INSTRUCTIONS FOR THE TASK
An exact copy of the data is required; the images should not appear in it.

Saved entries:
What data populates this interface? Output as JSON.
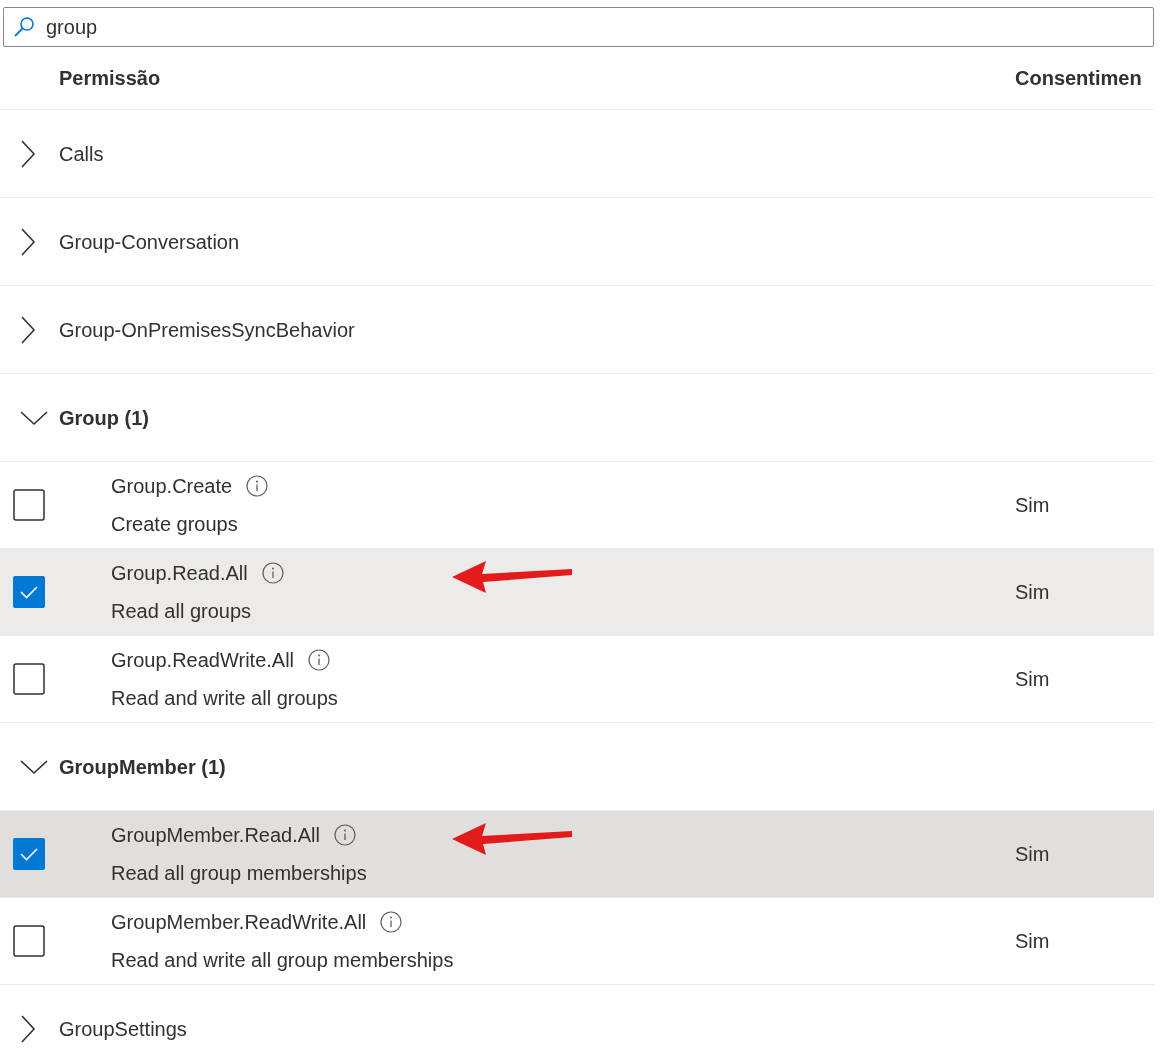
{
  "search": {
    "value": "group"
  },
  "columns": [
    "Permissão",
    "Consentimen"
  ],
  "groups": [
    {
      "label": "Calls",
      "expanded": false
    },
    {
      "label": "Group-Conversation",
      "expanded": false
    },
    {
      "label": "Group-OnPremisesSyncBehavior",
      "expanded": false
    },
    {
      "label": "Group (1)",
      "expanded": true,
      "permissions": [
        {
          "name": "Group.Create",
          "description": "Create groups",
          "consent": "Sim",
          "selected": false,
          "hovered": false,
          "arrow": false
        },
        {
          "name": "Group.Read.All",
          "description": "Read all groups",
          "consent": "Sim",
          "selected": true,
          "hovered": false,
          "arrow": true
        },
        {
          "name": "Group.ReadWrite.All",
          "description": "Read and write all groups",
          "consent": "Sim",
          "selected": false,
          "hovered": false,
          "arrow": false
        }
      ]
    },
    {
      "label": "GroupMember (1)",
      "expanded": true,
      "permissions": [
        {
          "name": "GroupMember.Read.All",
          "description": "Read all group memberships",
          "consent": "Sim",
          "selected": true,
          "hovered": true,
          "arrow": true
        },
        {
          "name": "GroupMember.ReadWrite.All",
          "description": "Read and write all group memberships",
          "consent": "Sim",
          "selected": false,
          "hovered": false,
          "arrow": false
        }
      ]
    },
    {
      "label": "GroupSettings",
      "expanded": false
    }
  ]
}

TASK SOLUTION
What data populates this interface? Output as JSON.
{
  "search": {
    "value": "group"
  },
  "columns": [
    "Permissão",
    "Consentimen"
  ],
  "groups": [
    {
      "label": "Calls",
      "expanded": false
    },
    {
      "label": "Group-Conversation",
      "expanded": false
    },
    {
      "label": "Group-OnPremisesSyncBehavior",
      "expanded": false
    },
    {
      "label": "Group (1)",
      "expanded": true,
      "permissions": [
        {
          "name": "Group.Create",
          "description": "Create groups",
          "consent": "Sim",
          "selected": false,
          "hovered": false,
          "arrow": false
        },
        {
          "name": "Group.Read.All",
          "description": "Read all groups",
          "consent": "Sim",
          "selected": true,
          "hovered": false,
          "arrow": true
        },
        {
          "name": "Group.ReadWrite.All",
          "description": "Read and write all groups",
          "consent": "Sim",
          "selected": false,
          "hovered": false,
          "arrow": false
        }
      ]
    },
    {
      "label": "GroupMember (1)",
      "expanded": true,
      "permissions": [
        {
          "name": "GroupMember.Read.All",
          "description": "Read all group memberships",
          "consent": "Sim",
          "selected": true,
          "hovered": true,
          "arrow": true
        },
        {
          "name": "GroupMember.ReadWrite.All",
          "description": "Read and write all group memberships",
          "consent": "Sim",
          "selected": false,
          "hovered": false,
          "arrow": false
        }
      ]
    },
    {
      "label": "GroupSettings",
      "expanded": false
    }
  ]
}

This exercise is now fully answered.